The landlord agreed and on that day, November 4th of 2016, The Inkeeper’s Tattoo Parlor was born, “longest most grueling road ever but completely worth it.”
Adams believes that there are a few things that are most satisfying when running a shop. One would be “…those final minutes of a tattoo when the client is at their breaking point and I’m just hitting the last touches of white lightning. Their soul has left the building and you’ve wiped away all the doubt in the room then they look down and see the finished product. It’s better than any feeling in the world. It’s beyond humbling to think that a person would want my artwork on them forever.” Adams believes running a shop is the same way, seeing a client leave from Drew’s station so happy they book their next two appointments before they’ve left is incredibly satisfying. Watching The Inkeeper’s crew as they progress and grow in their careers; it all really doesn’t get much better.”
Zac would like to see a few more shops open in the next five years or so. The Inkeeper’s already brings a level of tattooing, professionalism, and originality that not many others around them can offer.

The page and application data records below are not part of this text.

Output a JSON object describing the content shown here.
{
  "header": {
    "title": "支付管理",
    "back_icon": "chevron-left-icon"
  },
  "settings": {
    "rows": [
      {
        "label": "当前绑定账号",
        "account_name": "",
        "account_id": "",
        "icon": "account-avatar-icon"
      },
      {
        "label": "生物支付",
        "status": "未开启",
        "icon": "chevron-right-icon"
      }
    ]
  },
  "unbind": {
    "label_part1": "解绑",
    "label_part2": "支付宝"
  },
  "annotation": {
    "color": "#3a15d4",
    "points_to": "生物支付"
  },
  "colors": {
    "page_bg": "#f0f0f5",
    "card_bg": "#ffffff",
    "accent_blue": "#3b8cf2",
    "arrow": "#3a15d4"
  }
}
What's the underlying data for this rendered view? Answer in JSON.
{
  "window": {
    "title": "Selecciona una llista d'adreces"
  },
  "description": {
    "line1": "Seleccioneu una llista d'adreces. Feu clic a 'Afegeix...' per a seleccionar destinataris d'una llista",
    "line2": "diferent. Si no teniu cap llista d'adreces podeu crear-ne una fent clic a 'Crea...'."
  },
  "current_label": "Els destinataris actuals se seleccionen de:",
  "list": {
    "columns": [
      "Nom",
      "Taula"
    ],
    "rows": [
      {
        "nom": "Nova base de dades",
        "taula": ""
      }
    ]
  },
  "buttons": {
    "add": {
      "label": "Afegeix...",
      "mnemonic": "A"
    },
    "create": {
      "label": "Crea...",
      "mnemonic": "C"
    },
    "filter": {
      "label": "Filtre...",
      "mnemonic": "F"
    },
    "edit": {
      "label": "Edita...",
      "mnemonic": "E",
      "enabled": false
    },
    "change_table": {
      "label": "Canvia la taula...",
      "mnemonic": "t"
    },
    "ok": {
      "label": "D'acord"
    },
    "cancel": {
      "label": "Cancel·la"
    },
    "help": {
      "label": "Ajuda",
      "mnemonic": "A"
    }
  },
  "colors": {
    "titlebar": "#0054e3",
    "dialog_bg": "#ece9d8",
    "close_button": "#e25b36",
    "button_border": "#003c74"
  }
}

The shop opened its doors in November of 2016 with just Adams and one room. Adams knew he could grow that one-room parlor into two and with that second room, he could bring another artist onboard. Everything started to fall into place. Now the shop has 7 people and 2 Gatekeepers, and the whole building. “I know my crew will make great shop owners when they choose to venture out. I see some sand and surf in our forecast, something a bit less seasonal where the cold doesn’t shatter your bones. Mountains would be killer too. Lots of irons in the fire, only time will tell the extent of The Inkeeper’s growth.”

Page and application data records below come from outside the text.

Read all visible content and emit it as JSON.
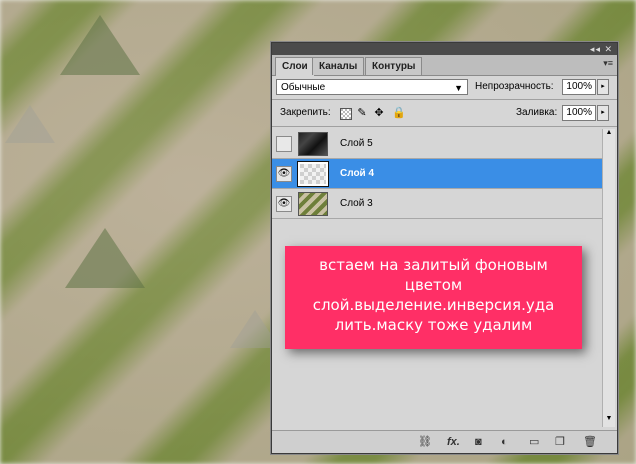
{
  "panel": {
    "tabs": [
      "Слои",
      "Каналы",
      "Контуры"
    ],
    "active_tab": "Слои",
    "blend_mode": "Обычные",
    "opacity_label": "Непрозрачность:",
    "opacity_value": "100%",
    "lock_label": "Закрепить:",
    "fill_label": "Заливка:",
    "fill_value": "100%",
    "layers": [
      {
        "name": "Слой 5",
        "visible": false,
        "selected": false
      },
      {
        "name": "Слой 4",
        "visible": true,
        "selected": true
      },
      {
        "name": "Слой 3",
        "visible": true,
        "selected": false
      }
    ],
    "bottom_icons": [
      "link-icon",
      "fx-icon",
      "mask-icon",
      "adjustment-icon",
      "folder-icon",
      "new-layer-icon",
      "trash-icon"
    ],
    "accent_color": "#3a8ee6"
  },
  "note": {
    "line1": "встаем на залитый фоновым",
    "line2": "цветом",
    "line3": "слой.выделение.инверсия.уда",
    "line4": "лить.маску тоже удалим",
    "bg_color": "#ff2f66"
  }
}
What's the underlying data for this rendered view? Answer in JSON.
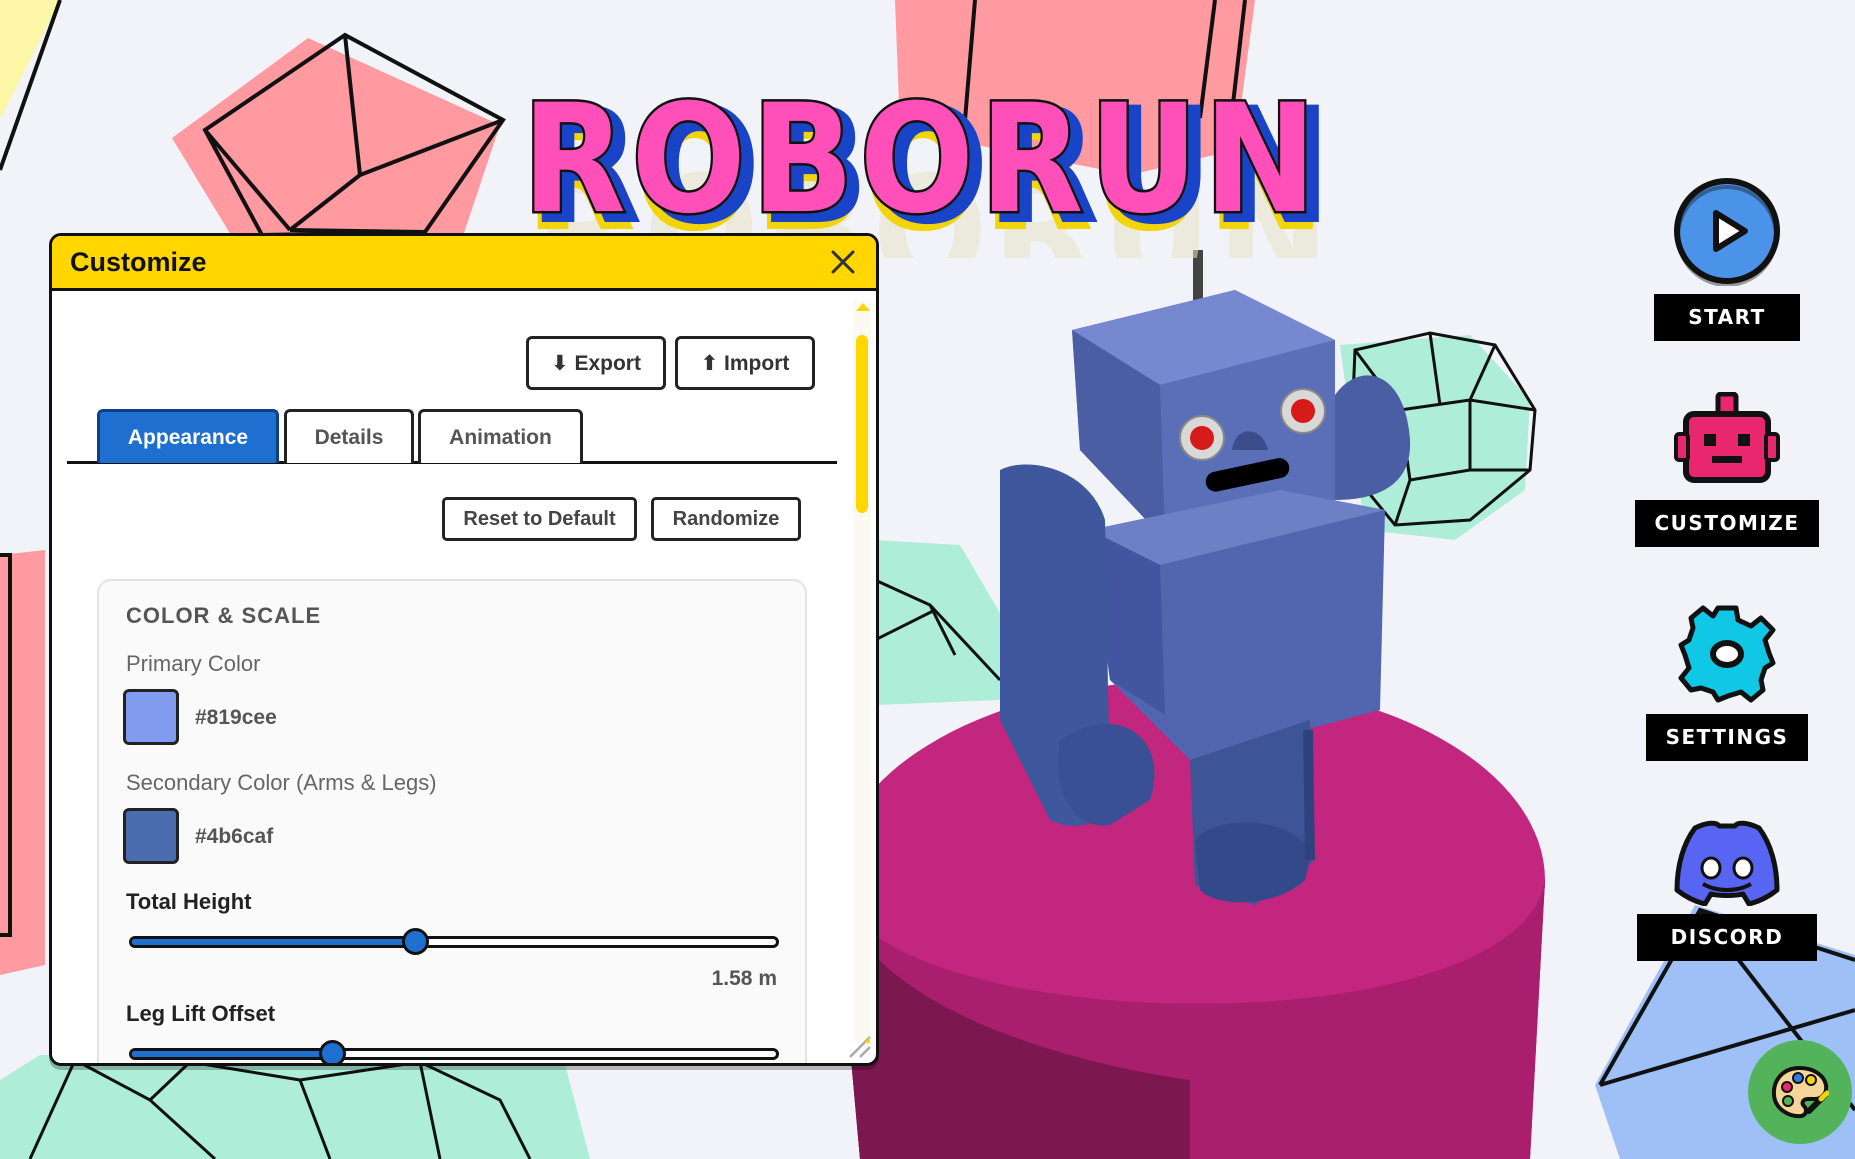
{
  "game_title": "ROBORUN",
  "menu": [
    {
      "id": "start",
      "label": "START",
      "icon": "play-icon"
    },
    {
      "id": "customize",
      "label": "CUSTOMIZE",
      "icon": "robot-head-icon"
    },
    {
      "id": "settings",
      "label": "SETTINGS",
      "icon": "gear-icon"
    },
    {
      "id": "discord",
      "label": "DISCORD",
      "icon": "discord-icon"
    }
  ],
  "palette_button": {
    "icon": "palette-icon"
  },
  "panel": {
    "title": "Customize",
    "close_icon": "close-icon",
    "export_label": "⬇ Export",
    "import_label": "⬆ Import",
    "tabs": [
      {
        "label": "Appearance",
        "active": true
      },
      {
        "label": "Details",
        "active": false
      },
      {
        "label": "Animation",
        "active": false
      }
    ],
    "reset_label": "Reset to Default",
    "randomize_label": "Randomize",
    "section": {
      "title": "COLOR & SCALE",
      "primary_label": "Primary Color",
      "primary_hex": "#819cee",
      "secondary_label": "Secondary Color (Arms & Legs)",
      "secondary_hex": "#4b6caf",
      "height_label": "Total Height",
      "height_value": "1.58 m",
      "height_fraction": 0.44,
      "leg_lift_label": "Leg Lift Offset",
      "leg_lift_fraction": 0.31
    }
  },
  "colors": {
    "accent_yellow": "#ffd600",
    "tab_blue": "#1e6fd0",
    "title_pink": "#ff4fb8",
    "title_blue": "#1a44c8",
    "pedestal": "#c2267f",
    "robot_body": "#5a6fb6"
  }
}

There have been a few hard setbacks at the shop. The most trying setback for Zac had to be finances. Maintaining budgets and supply orders, paying for future conventions, bills, rent, machines breaking, and gloves changing are all standard finance issues. Floods happen, windows break, ‘life takes its toll on you, and you bend till you can’t stretch anymore, and somehow you make it back and are stronger than before.” The shop and crew have been through all-day power outages, flooded basements, sunken roofs, ice-cold furnaces, all the way to building code setbacks, and parade route shutdowns. There’s nothing the shop hasn’t been through and made it out on the other side, “we don’t need the mountain moved because we have the strength to climb it.”

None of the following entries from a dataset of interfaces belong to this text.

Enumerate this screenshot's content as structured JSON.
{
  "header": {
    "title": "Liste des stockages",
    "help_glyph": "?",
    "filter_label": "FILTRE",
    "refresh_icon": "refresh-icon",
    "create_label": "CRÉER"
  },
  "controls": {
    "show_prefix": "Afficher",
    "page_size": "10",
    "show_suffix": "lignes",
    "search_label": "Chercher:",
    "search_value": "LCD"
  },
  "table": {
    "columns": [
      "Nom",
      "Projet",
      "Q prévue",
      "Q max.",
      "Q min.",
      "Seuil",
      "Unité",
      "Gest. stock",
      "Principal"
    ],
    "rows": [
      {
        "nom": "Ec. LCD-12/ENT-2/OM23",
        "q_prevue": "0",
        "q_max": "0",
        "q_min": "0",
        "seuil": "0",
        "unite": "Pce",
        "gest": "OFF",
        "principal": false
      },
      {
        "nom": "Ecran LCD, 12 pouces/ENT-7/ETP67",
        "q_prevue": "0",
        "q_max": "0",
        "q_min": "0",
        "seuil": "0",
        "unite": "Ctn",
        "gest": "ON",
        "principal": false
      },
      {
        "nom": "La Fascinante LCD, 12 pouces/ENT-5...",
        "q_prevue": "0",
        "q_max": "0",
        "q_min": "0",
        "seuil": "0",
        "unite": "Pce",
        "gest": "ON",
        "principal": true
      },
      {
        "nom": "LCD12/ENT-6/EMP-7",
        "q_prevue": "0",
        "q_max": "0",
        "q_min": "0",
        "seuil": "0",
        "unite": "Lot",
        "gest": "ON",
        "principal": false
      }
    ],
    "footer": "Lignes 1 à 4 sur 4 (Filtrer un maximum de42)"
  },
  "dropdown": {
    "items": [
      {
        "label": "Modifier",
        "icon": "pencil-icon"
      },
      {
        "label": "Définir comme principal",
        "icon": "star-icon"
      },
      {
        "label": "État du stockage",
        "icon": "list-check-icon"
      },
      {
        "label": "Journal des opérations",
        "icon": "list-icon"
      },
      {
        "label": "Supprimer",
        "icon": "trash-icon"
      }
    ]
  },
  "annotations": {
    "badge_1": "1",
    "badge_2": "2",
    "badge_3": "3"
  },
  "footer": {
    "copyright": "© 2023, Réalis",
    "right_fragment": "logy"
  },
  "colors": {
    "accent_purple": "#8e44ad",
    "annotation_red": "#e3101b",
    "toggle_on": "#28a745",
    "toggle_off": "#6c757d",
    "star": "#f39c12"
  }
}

TATTOO OF THE DAY | FRIDAY
YOUNGSTOWN TATTOO CLASSIC
TATTOO OF THE DAY | SUNDAY
YOUNGSTOWN TATTOO CLASSIC
LARGE BLACK AND GRAY
PITTSBURGH MEETING OF THE MARKED
BEST MALE SMALL COLOR
CLEVELAND TATTOO CONVENTION
TATTOO OF THE DAY | COLOR
CLEVELAND TATTOO CONVENTION
BEST SMALL BLACK AND GRAY
RESURRECTION ISLAND TATTOO CONVENTION